Recorded data:
================
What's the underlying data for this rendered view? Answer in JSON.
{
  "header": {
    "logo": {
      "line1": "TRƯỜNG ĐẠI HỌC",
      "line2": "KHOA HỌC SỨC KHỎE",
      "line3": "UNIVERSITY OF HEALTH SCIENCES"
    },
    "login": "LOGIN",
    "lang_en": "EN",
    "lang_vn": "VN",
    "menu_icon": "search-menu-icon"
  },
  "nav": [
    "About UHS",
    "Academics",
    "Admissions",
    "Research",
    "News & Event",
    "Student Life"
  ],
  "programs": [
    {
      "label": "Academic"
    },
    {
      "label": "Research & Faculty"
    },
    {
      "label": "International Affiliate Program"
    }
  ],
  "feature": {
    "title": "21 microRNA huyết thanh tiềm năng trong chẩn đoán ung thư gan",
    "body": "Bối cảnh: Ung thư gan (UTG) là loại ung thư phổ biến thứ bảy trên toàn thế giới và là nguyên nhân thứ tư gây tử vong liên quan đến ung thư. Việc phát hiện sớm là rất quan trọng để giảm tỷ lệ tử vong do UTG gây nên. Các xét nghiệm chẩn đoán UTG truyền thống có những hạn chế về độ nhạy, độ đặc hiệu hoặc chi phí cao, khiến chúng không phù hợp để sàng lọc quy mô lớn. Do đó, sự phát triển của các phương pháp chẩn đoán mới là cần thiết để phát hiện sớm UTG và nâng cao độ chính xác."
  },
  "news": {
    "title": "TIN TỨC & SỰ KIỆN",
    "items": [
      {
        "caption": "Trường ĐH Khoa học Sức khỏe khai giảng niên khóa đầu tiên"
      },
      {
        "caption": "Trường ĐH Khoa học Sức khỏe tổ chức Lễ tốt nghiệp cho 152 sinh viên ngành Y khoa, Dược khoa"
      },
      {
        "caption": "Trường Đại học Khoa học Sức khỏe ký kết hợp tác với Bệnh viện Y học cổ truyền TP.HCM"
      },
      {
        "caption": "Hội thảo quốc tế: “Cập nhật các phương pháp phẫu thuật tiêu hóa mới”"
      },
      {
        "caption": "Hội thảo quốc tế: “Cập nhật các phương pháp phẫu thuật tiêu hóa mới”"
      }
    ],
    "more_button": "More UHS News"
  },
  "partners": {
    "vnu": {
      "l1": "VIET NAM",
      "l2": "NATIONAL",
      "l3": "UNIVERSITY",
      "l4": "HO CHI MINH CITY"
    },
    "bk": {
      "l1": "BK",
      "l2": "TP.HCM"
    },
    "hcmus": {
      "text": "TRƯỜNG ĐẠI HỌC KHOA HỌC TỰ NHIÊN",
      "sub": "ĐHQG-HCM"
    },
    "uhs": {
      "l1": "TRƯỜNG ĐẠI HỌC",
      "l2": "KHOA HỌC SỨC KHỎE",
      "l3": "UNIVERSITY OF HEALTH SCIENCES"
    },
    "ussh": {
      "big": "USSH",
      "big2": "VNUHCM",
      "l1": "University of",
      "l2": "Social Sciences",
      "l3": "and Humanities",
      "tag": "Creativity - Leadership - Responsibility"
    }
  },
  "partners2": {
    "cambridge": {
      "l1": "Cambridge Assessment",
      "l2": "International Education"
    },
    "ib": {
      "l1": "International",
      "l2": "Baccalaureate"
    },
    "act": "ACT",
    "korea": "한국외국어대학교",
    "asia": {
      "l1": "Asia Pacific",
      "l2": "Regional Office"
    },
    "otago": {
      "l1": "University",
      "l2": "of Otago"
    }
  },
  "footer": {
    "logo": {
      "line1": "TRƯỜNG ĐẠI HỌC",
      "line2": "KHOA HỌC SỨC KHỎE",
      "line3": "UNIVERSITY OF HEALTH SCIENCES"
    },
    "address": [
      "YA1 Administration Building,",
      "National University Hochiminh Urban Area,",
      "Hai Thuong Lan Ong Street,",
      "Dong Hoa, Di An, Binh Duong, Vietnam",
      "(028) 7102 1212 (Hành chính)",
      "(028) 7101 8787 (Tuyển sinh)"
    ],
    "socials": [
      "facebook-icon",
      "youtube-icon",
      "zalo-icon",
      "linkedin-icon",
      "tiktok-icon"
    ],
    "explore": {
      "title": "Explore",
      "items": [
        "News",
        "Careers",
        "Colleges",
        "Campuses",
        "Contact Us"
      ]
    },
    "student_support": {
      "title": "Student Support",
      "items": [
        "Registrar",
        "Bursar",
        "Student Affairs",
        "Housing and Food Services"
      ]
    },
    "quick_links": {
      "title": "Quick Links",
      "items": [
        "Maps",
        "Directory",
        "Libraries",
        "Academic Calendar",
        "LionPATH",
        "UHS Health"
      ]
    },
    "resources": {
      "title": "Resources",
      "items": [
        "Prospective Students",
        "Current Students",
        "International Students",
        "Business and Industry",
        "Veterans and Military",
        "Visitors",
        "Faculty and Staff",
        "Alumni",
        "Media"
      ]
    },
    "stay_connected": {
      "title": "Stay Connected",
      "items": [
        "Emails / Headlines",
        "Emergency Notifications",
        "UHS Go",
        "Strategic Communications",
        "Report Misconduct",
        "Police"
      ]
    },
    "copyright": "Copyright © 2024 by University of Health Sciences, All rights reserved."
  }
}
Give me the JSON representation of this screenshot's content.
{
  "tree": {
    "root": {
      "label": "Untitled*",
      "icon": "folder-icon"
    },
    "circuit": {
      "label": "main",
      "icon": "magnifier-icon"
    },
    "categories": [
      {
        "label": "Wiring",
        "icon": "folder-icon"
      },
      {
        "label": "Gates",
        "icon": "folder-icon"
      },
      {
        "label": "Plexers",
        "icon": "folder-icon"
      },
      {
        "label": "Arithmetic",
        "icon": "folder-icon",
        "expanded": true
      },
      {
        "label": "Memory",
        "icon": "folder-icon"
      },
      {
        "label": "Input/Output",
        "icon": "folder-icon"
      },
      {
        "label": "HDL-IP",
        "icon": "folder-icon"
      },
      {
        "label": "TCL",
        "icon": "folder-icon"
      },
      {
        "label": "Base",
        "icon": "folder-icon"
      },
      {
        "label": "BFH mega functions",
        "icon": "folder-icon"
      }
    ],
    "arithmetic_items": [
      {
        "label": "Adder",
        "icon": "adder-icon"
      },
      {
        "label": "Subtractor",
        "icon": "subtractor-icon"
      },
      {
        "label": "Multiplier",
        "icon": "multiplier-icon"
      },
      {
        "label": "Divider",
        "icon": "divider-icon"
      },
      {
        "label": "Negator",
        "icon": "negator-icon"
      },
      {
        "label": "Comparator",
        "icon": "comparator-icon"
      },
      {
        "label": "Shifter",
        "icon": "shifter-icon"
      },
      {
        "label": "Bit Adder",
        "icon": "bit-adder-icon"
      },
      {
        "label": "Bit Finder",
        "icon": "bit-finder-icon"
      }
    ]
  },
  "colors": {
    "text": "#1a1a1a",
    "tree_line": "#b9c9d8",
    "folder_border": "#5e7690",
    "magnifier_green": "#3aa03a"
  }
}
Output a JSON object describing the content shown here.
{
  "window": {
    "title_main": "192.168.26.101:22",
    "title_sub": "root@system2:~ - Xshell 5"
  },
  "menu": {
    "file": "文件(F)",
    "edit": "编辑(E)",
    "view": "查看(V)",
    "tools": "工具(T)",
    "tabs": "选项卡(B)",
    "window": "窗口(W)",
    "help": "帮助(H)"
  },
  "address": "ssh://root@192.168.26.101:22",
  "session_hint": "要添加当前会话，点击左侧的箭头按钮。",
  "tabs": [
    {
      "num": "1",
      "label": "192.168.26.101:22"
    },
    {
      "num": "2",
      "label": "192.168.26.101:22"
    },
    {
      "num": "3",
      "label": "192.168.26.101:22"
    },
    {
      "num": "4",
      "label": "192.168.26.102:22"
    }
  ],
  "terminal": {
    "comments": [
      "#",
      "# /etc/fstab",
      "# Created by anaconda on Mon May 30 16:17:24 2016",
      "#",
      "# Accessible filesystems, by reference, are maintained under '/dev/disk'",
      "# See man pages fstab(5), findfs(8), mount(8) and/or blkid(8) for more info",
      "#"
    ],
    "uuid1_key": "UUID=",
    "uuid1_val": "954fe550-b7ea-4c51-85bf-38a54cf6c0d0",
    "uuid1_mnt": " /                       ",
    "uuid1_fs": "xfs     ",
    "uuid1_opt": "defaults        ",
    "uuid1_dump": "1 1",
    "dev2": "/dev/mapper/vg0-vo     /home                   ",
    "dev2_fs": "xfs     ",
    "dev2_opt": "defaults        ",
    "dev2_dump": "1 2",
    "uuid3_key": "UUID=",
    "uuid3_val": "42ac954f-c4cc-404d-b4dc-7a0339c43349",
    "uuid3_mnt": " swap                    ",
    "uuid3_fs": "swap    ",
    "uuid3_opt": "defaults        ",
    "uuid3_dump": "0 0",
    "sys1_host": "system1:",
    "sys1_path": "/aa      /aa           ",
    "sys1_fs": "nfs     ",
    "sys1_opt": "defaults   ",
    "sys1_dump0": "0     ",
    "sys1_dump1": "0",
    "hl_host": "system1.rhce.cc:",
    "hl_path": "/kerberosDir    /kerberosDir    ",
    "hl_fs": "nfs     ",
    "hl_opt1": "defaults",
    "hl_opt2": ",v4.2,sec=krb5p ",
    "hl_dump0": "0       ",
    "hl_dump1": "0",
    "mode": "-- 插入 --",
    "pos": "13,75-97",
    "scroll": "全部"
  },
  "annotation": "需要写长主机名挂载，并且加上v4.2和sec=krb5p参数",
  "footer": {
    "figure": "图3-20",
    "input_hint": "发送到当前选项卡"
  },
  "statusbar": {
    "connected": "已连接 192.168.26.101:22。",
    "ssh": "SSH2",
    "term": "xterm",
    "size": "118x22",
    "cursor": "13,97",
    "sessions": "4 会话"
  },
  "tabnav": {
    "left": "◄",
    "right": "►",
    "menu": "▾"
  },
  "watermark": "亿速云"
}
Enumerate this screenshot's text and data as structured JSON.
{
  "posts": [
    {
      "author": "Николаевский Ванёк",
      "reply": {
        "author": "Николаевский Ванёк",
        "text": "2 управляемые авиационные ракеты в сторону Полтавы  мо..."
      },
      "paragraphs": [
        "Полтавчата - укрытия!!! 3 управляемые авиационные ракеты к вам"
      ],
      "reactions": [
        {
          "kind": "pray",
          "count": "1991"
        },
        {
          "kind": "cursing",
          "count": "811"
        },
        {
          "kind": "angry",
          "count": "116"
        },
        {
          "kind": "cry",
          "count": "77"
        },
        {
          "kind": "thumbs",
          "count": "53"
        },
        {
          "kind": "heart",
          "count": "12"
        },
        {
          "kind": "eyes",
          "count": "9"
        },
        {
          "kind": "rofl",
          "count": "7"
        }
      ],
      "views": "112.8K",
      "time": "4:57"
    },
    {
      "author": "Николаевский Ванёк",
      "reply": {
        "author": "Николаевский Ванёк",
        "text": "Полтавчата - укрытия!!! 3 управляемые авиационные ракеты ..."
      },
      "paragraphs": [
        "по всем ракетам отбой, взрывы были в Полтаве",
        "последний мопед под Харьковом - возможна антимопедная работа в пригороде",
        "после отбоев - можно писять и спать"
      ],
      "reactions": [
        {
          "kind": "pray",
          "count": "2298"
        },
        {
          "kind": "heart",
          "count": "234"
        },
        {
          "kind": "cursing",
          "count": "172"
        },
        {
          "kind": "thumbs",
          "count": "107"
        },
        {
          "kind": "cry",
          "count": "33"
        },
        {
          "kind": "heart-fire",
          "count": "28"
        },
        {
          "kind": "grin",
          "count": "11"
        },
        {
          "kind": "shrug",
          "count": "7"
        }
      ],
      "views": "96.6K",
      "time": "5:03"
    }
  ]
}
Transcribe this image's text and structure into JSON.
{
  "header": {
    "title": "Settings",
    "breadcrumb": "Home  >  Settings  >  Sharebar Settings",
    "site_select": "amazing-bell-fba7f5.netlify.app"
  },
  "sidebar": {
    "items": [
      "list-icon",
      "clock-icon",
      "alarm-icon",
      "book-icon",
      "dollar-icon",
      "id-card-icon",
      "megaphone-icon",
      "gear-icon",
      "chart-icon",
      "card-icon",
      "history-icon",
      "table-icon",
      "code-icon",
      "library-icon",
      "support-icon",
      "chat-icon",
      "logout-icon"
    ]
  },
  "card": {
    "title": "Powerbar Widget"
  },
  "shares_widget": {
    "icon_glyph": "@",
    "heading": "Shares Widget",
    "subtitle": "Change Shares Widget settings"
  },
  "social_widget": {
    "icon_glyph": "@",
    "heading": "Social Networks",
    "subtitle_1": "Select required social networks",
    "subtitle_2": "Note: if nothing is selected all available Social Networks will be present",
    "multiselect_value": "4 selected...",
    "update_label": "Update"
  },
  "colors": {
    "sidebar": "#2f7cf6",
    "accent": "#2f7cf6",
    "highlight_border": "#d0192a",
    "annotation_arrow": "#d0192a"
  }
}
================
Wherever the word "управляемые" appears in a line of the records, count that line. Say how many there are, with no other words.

3